Had the shooter walked into the mall without that AR-15 the loved ones of Forsyth and Yuille might not be heartbroken this week.
How many rounds of ammunition did he have? How many shots did he fire? How many people were injured or killed?
Any hunting rifle could have done the same thing. Any Ruger 10/22 could have done the same thing. Any handgun could have done the same thing. What he was carrying DID NOT MAKE A DIFFERENCE. He elected to take those actions. He could have done so with ANY firearm. He could have done so with a sword. He could have done a lot more with a car into a group of pedestrians.
But, let’s look at something else along with your last comment…
Please explain it in a way that makes all of us feel that your right to specifically own an assault weapon outweighs the lives of Forsyth and Yuille.
Again, it wasn’t an “assault weapon”. But even so, In Oregon, you do have the ability to obtain a Concealed Firearm Permit. You say that you don’t object to handguns for personal defense. Well, in Oregon you can get a permit to carry a loaded handgun on your person for your defense. Why didn’t Forsyth and Yuille have concealed handguns to defend themselves with? Why didn’t any of the others there?
If THEY had elected to take responsibility for their own safety, they might have had a chance to defend themselves.
You see, in a free society, bad things can and do happen. That’s part of the risk you take living your life in a free society. That’s why the 2nd Amendment (and the law) covers being able to carry a firearm to defend yourself. You are free to take responsibility for your safety and have the ability to defend yourself. No, it’s not a guarantee of safety, but it does give you a fighting chance.

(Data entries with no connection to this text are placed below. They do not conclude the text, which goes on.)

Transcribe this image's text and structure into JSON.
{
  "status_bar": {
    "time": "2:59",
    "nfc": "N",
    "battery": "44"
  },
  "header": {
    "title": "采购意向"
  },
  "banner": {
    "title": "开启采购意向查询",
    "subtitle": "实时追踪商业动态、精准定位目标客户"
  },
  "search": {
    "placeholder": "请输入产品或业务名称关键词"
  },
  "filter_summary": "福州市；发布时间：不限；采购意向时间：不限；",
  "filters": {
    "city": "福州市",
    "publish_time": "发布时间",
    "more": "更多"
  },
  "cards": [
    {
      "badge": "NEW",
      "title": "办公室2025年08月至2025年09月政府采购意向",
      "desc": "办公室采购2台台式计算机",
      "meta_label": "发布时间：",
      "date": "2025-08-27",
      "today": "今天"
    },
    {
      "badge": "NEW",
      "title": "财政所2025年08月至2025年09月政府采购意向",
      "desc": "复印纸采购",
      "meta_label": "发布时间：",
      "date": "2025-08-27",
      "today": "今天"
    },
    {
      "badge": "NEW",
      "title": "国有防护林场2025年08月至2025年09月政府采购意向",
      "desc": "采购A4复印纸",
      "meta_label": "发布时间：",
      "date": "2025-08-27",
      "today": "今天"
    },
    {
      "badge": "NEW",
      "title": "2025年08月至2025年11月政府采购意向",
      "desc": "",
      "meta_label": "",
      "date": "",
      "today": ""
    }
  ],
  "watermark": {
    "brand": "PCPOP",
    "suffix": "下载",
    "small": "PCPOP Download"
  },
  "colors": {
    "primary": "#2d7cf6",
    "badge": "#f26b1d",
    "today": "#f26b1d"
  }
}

You may elect to buy a smart car and drive it on the freeway next to F350 pickups and 18-wheelers. You trust that the others on the road obey the laws and are responsibile. Yet you know that not everyone obeys the law, and you know that not everyone is responsible. You know that some people drink and drive (against the law), but you take that risk in stepping into your car or even walking on the sidewalk. Even though others have trucks that you won’t survive against in a crash, you still get on the road with them and allow them the freedom to drive what they want, and trust that they will obey the laws.
It’s the same with guns. You can not care about freedom and say “Well, I don’t want others to have guns that scare me”. They did that in England and Australia. Now they are looking at banning swords and putting restrictions on what sizes of kitchen knives you can buy.
You are either for freedom, or against it. You either accept the risks of living life in a free society, or you go where there is less freedom and a greater “feeling” of security. But even in those places, that feeling is just that. A feeling. If someone with ill intent decides to act, it will happen anyway.
James Bell Jr. – iCarryUtah.com